Firstly it is important to recognize how important practice is. For any young aspiring performer whether it be in sport or music, practice doesn’t always make perfect but practice makes permanent. If you practice something the wrong way it is not going to make it right! Just as important is deliberate practice, practice that will actually improve you.
“Parents ask me; What’s the key to getting my son to shoot like yours?” Dell Curry said. “Repetition. You have to have confidence you can do it, and that only comes by putting in work, and then doing it when the game’s on the line.”
Kobe Bryant, another NBA basketball star, had his work out analysed which reportedly consisted of making 800 jump shots in a single session. Frank Lampard, Chelsea soccer legend and holder of 106 caps for England, is famous for his obsession with technical training, isolating both his right and left foot ball striking.
Repeat, Practice, Repeat, Practice?
NBA Basketball star Steph Curry practising 3 point shots repeatedly for the contest he eventually won.
Going back to the Australian study, one of the main findings was that children who had more extrinsic motives for learning made the least progress whilst those who identified intrinsic motivations progressed more quickly. This is a pivotal point and goes straight to the heart of the early specialisation debate. I’ve worked in an elite football environment for 10 years and I have seen many instances of players forced to undertake training by extrinsic forcers, mainly over bearing parents. I have also witnessed many players motivated by intrinsic forces, the desire to get better and a passion and love of practice.

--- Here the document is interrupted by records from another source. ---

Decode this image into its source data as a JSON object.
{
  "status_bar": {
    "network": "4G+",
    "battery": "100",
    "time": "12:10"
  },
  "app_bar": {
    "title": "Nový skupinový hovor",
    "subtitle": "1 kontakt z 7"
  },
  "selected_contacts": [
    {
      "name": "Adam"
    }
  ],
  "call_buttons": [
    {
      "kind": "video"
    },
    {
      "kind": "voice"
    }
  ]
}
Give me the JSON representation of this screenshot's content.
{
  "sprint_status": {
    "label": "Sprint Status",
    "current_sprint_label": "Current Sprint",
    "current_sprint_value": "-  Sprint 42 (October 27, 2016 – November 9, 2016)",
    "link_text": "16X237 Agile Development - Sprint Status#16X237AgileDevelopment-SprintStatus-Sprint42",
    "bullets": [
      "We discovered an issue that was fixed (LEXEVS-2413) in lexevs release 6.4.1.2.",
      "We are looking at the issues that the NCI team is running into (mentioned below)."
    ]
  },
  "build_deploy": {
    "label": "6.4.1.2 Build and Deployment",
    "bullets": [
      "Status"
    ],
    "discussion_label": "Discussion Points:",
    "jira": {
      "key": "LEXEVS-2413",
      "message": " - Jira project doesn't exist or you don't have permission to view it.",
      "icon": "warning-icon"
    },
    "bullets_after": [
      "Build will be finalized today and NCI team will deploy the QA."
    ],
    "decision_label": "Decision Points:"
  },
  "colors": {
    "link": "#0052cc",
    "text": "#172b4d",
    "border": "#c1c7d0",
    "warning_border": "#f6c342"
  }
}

It is important as coaches that we identify this and come up with strategies to try and develop and promote an intrinsic love of soccer practice within players. In my role as Director of Coaching at PDA Football & MyPersonalFootballCoach.com and as a Premier League football academy coach, one thing I have noticed is that players who progress through the Academy system and into Pro football more often than not are willing to do that bit extra away from training.

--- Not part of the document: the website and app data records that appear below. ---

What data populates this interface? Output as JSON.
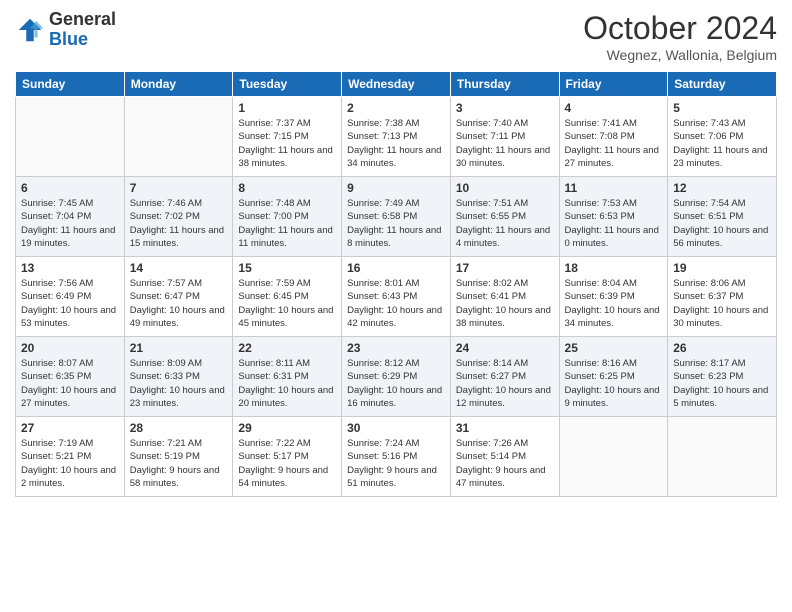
{
  "header": {
    "logo_general": "General",
    "logo_blue": "Blue",
    "month_title": "October 2024",
    "location": "Wegnez, Wallonia, Belgium"
  },
  "days_of_week": [
    "Sunday",
    "Monday",
    "Tuesday",
    "Wednesday",
    "Thursday",
    "Friday",
    "Saturday"
  ],
  "weeks": [
    [
      {
        "day": "",
        "info": ""
      },
      {
        "day": "",
        "info": ""
      },
      {
        "day": "1",
        "info": "Sunrise: 7:37 AM\nSunset: 7:15 PM\nDaylight: 11 hours and 38 minutes."
      },
      {
        "day": "2",
        "info": "Sunrise: 7:38 AM\nSunset: 7:13 PM\nDaylight: 11 hours and 34 minutes."
      },
      {
        "day": "3",
        "info": "Sunrise: 7:40 AM\nSunset: 7:11 PM\nDaylight: 11 hours and 30 minutes."
      },
      {
        "day": "4",
        "info": "Sunrise: 7:41 AM\nSunset: 7:08 PM\nDaylight: 11 hours and 27 minutes."
      },
      {
        "day": "5",
        "info": "Sunrise: 7:43 AM\nSunset: 7:06 PM\nDaylight: 11 hours and 23 minutes."
      }
    ],
    [
      {
        "day": "6",
        "info": "Sunrise: 7:45 AM\nSunset: 7:04 PM\nDaylight: 11 hours and 19 minutes."
      },
      {
        "day": "7",
        "info": "Sunrise: 7:46 AM\nSunset: 7:02 PM\nDaylight: 11 hours and 15 minutes."
      },
      {
        "day": "8",
        "info": "Sunrise: 7:48 AM\nSunset: 7:00 PM\nDaylight: 11 hours and 11 minutes."
      },
      {
        "day": "9",
        "info": "Sunrise: 7:49 AM\nSunset: 6:58 PM\nDaylight: 11 hours and 8 minutes."
      },
      {
        "day": "10",
        "info": "Sunrise: 7:51 AM\nSunset: 6:55 PM\nDaylight: 11 hours and 4 minutes."
      },
      {
        "day": "11",
        "info": "Sunrise: 7:53 AM\nSunset: 6:53 PM\nDaylight: 11 hours and 0 minutes."
      },
      {
        "day": "12",
        "info": "Sunrise: 7:54 AM\nSunset: 6:51 PM\nDaylight: 10 hours and 56 minutes."
      }
    ],
    [
      {
        "day": "13",
        "info": "Sunrise: 7:56 AM\nSunset: 6:49 PM\nDaylight: 10 hours and 53 minutes."
      },
      {
        "day": "14",
        "info": "Sunrise: 7:57 AM\nSunset: 6:47 PM\nDaylight: 10 hours and 49 minutes."
      },
      {
        "day": "15",
        "info": "Sunrise: 7:59 AM\nSunset: 6:45 PM\nDaylight: 10 hours and 45 minutes."
      },
      {
        "day": "16",
        "info": "Sunrise: 8:01 AM\nSunset: 6:43 PM\nDaylight: 10 hours and 42 minutes."
      },
      {
        "day": "17",
        "info": "Sunrise: 8:02 AM\nSunset: 6:41 PM\nDaylight: 10 hours and 38 minutes."
      },
      {
        "day": "18",
        "info": "Sunrise: 8:04 AM\nSunset: 6:39 PM\nDaylight: 10 hours and 34 minutes."
      },
      {
        "day": "19",
        "info": "Sunrise: 8:06 AM\nSunset: 6:37 PM\nDaylight: 10 hours and 30 minutes."
      }
    ],
    [
      {
        "day": "20",
        "info": "Sunrise: 8:07 AM\nSunset: 6:35 PM\nDaylight: 10 hours and 27 minutes."
      },
      {
        "day": "21",
        "info": "Sunrise: 8:09 AM\nSunset: 6:33 PM\nDaylight: 10 hours and 23 minutes."
      },
      {
        "day": "22",
        "info": "Sunrise: 8:11 AM\nSunset: 6:31 PM\nDaylight: 10 hours and 20 minutes."
      },
      {
        "day": "23",
        "info": "Sunrise: 8:12 AM\nSunset: 6:29 PM\nDaylight: 10 hours and 16 minutes."
      },
      {
        "day": "24",
        "info": "Sunrise: 8:14 AM\nSunset: 6:27 PM\nDaylight: 10 hours and 12 minutes."
      },
      {
        "day": "25",
        "info": "Sunrise: 8:16 AM\nSunset: 6:25 PM\nDaylight: 10 hours and 9 minutes."
      },
      {
        "day": "26",
        "info": "Sunrise: 8:17 AM\nSunset: 6:23 PM\nDaylight: 10 hours and 5 minutes."
      }
    ],
    [
      {
        "day": "27",
        "info": "Sunrise: 7:19 AM\nSunset: 5:21 PM\nDaylight: 10 hours and 2 minutes."
      },
      {
        "day": "28",
        "info": "Sunrise: 7:21 AM\nSunset: 5:19 PM\nDaylight: 9 hours and 58 minutes."
      },
      {
        "day": "29",
        "info": "Sunrise: 7:22 AM\nSunset: 5:17 PM\nDaylight: 9 hours and 54 minutes."
      },
      {
        "day": "30",
        "info": "Sunrise: 7:24 AM\nSunset: 5:16 PM\nDaylight: 9 hours and 51 minutes."
      },
      {
        "day": "31",
        "info": "Sunrise: 7:26 AM\nSunset: 5:14 PM\nDaylight: 9 hours and 47 minutes."
      },
      {
        "day": "",
        "info": ""
      },
      {
        "day": "",
        "info": ""
      }
    ]
  ]
}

Watch Carol Dweck talking about “The power of believing that you can improve”
We can also have a massive impact on their psychology and particularly their mindset. As the excellent work of Dweck has shown us, growth mindset is a key element in any individuals make up.

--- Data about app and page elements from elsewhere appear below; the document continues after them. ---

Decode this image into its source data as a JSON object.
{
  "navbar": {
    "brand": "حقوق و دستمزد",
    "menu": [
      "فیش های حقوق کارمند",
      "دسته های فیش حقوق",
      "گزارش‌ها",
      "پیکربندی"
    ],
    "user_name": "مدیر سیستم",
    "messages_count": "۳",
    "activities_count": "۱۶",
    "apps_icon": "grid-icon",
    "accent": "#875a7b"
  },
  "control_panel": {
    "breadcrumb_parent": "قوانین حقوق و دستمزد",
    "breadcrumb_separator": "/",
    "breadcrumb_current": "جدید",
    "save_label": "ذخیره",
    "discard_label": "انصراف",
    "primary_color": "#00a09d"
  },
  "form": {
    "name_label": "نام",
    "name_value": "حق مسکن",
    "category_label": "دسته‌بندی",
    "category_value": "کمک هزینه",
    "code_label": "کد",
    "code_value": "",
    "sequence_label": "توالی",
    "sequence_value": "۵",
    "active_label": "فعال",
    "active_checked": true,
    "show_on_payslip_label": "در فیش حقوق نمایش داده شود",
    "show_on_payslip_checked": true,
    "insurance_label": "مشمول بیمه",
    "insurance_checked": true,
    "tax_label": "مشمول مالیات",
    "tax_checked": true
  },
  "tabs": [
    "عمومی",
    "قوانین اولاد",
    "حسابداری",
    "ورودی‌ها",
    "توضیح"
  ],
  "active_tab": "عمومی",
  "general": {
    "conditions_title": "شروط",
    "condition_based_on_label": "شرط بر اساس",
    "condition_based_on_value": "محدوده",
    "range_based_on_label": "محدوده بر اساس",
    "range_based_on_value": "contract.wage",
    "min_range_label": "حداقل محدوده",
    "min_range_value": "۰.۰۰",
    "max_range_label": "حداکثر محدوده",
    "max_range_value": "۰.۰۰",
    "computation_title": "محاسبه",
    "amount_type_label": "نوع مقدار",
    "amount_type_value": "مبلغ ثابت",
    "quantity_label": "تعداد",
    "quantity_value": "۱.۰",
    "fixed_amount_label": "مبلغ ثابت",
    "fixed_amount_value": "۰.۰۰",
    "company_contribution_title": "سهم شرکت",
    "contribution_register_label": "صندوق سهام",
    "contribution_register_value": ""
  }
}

This works in practice by linking feedback for players to the process rather than the outcome. This has worked for me in the past in trying to motivate players to work on their weak foot away from training.
I often set homework challenges, be it juggle or skill combinations after which players are then encouraged to show the group in the following session only if they wish to. This works really well along with the ‘hardest worker bib’ award in training for the hardest working player in the session. Another strategy i use is in my team talks before, at half time and after the game where effort is always clearly outlined as the most important factor which I am looking for as a coach, both effort in terms of hard work and effort in relation to trying things and being inventive! Culture is important in any environment and as the time spent with players is increasing, it gives a great opportunity to instill this culture of hard work and practice.
An example of this was as my role as an individual technical coach where I received a call from an u18 player from a Cat 1 club. The player wanted to work on their shooting and during the session we discussed why he wanted to work on his shooting? He said that they only get to play games in training and he doesn’t get the opportunity to work on this area so he felt that he lacked confidence and quality with his shooting. As a result his shooting in his own words wasn’t good enough. Through analysis of his shooting technique in the session I noticed that he was using the inside foot to strike the ball. I suggested he try closing his foot a bit more to adjust the position of the foot when striking the ball. He then went on to practice this which had an immediate impact on the power and effectiveness of his shooting. His confidence had increased so I then told him to go away, develop, practice and experiment further. This subtle tweak in his technique did not stifle his creativity, on the contrary, this supported him in being more effective on the pitch and being able to be more creative resulting in an increased threat on goal. This is one of numerous examples and as coaches we must see when we are needed to step in, support and challenge players and when to step back and just let them play football.
Practice does make permanent, and as we strive to develop more world class footballers in this country and beyond it is important to remember the power and influence we have as coaches. We can and must support soccer players in not only being better technically and as decision makers but also give them the tools that will support them in later life and the pursuit of their dream.
Master the Ball…Master the Game